LISTED RECORDS:
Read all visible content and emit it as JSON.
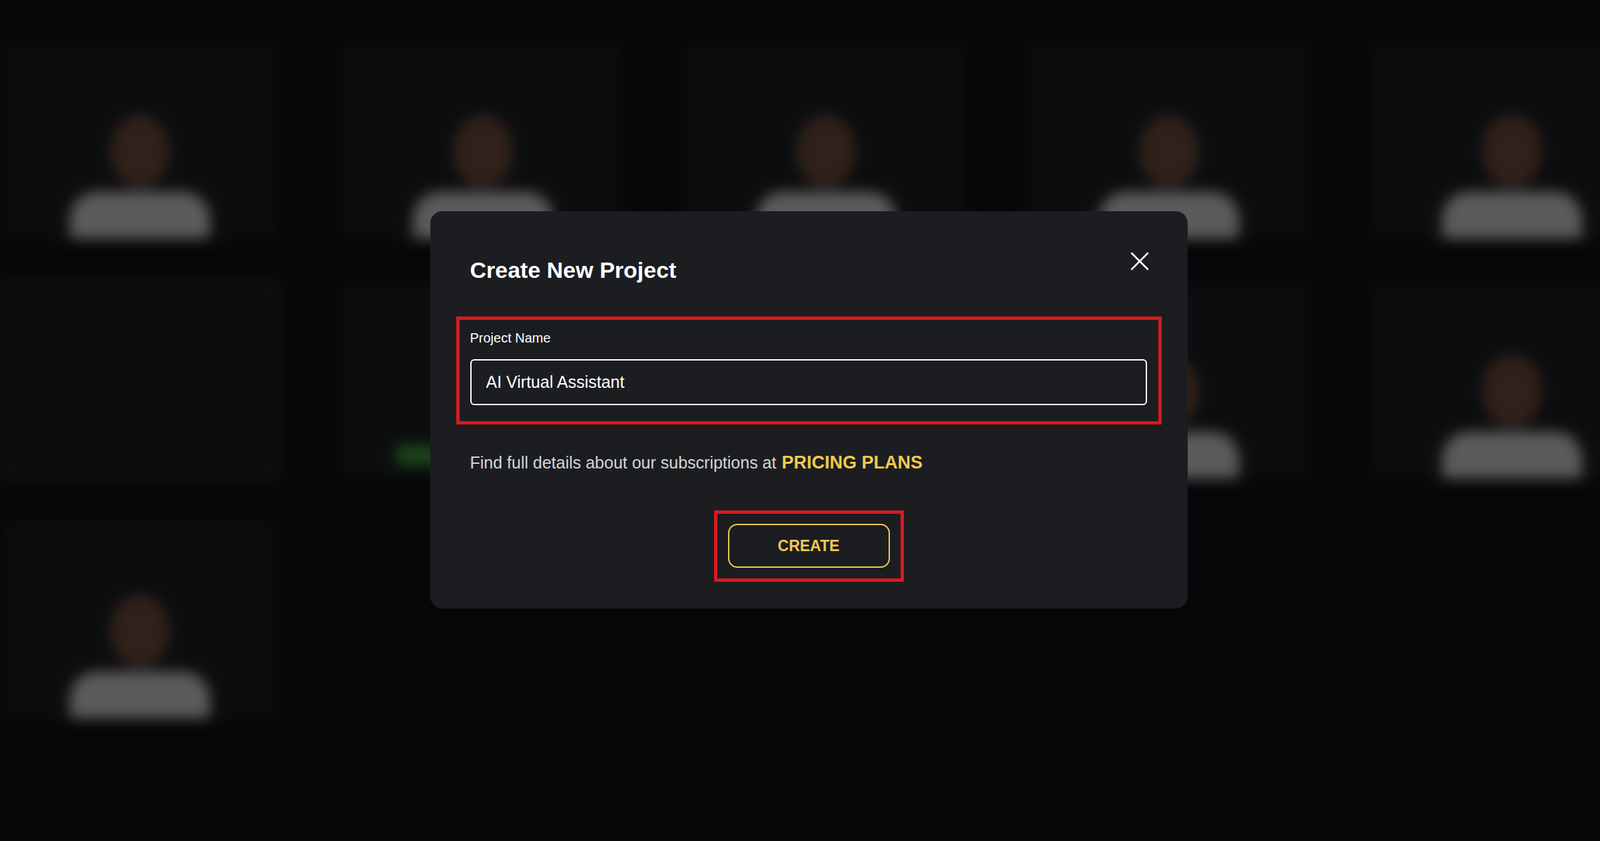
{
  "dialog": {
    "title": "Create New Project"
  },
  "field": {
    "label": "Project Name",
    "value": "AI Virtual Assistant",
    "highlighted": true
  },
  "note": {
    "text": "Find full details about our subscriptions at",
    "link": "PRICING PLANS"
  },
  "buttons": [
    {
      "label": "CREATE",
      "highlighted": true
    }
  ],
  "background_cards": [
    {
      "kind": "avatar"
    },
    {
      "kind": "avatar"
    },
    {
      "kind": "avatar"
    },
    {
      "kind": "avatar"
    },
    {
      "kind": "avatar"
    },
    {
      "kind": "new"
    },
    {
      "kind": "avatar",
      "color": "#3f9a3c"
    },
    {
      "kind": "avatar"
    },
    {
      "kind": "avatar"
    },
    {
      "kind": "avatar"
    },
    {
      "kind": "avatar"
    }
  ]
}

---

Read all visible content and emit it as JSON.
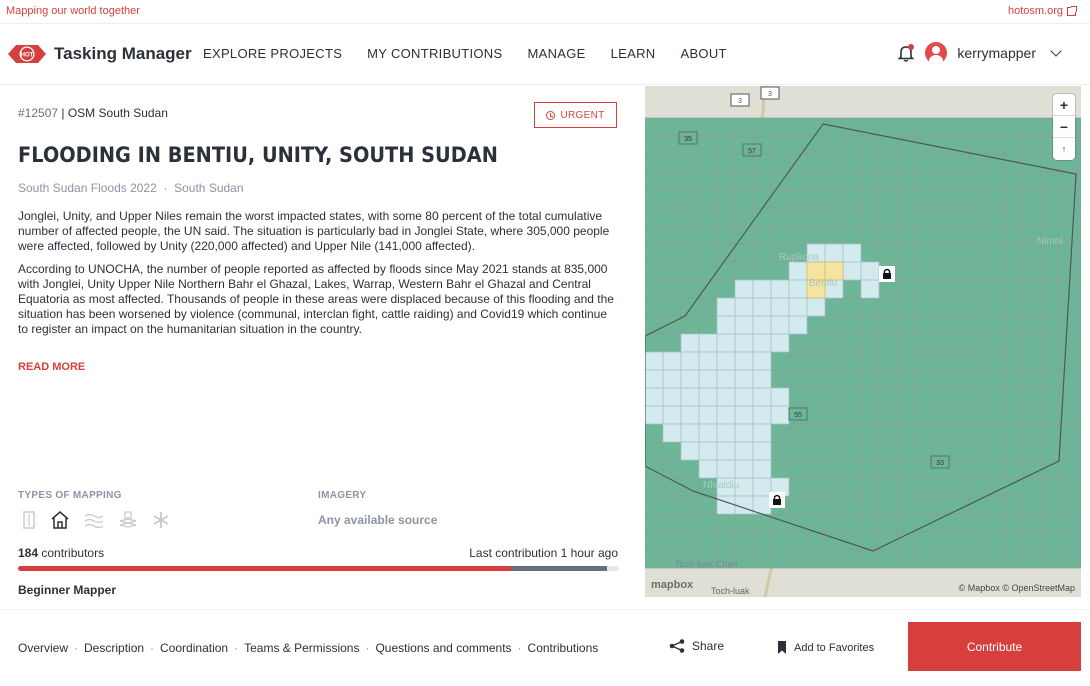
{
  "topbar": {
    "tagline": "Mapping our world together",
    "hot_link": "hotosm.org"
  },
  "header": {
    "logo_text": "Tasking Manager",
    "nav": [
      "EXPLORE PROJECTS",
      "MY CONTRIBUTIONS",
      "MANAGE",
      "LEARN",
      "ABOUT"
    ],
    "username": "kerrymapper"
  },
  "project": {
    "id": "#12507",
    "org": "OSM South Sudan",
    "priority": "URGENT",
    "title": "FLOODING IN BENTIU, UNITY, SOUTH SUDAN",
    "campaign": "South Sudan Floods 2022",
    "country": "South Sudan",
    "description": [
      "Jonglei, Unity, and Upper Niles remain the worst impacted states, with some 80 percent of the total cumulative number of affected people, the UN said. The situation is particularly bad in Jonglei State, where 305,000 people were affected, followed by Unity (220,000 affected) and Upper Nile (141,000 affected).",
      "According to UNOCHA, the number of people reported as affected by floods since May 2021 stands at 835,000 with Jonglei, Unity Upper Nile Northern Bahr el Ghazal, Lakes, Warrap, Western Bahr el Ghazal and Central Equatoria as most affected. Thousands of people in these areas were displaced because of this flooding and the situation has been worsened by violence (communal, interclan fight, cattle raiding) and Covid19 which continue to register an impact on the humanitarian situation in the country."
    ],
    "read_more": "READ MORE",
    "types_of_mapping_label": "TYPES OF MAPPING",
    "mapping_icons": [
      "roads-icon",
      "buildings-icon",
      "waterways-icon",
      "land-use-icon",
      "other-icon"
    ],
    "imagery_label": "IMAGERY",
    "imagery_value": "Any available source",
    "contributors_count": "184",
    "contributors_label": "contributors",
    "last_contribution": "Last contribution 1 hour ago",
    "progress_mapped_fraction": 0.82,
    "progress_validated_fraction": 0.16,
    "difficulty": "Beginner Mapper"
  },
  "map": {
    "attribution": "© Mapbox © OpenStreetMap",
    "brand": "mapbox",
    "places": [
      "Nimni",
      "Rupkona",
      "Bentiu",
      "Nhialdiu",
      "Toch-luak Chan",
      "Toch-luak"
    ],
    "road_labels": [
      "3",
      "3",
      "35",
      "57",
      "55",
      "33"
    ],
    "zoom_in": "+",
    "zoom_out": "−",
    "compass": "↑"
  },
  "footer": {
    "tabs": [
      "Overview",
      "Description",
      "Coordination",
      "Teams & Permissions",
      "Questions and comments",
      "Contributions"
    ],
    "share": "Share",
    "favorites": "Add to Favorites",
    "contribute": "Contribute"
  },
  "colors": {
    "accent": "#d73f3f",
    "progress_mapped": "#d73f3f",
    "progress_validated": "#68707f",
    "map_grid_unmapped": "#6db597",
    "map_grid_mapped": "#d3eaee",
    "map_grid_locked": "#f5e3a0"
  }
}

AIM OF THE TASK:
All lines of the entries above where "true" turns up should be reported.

RESPONSE TO THE TASK:
    "highlighted": true
      "highlighted": true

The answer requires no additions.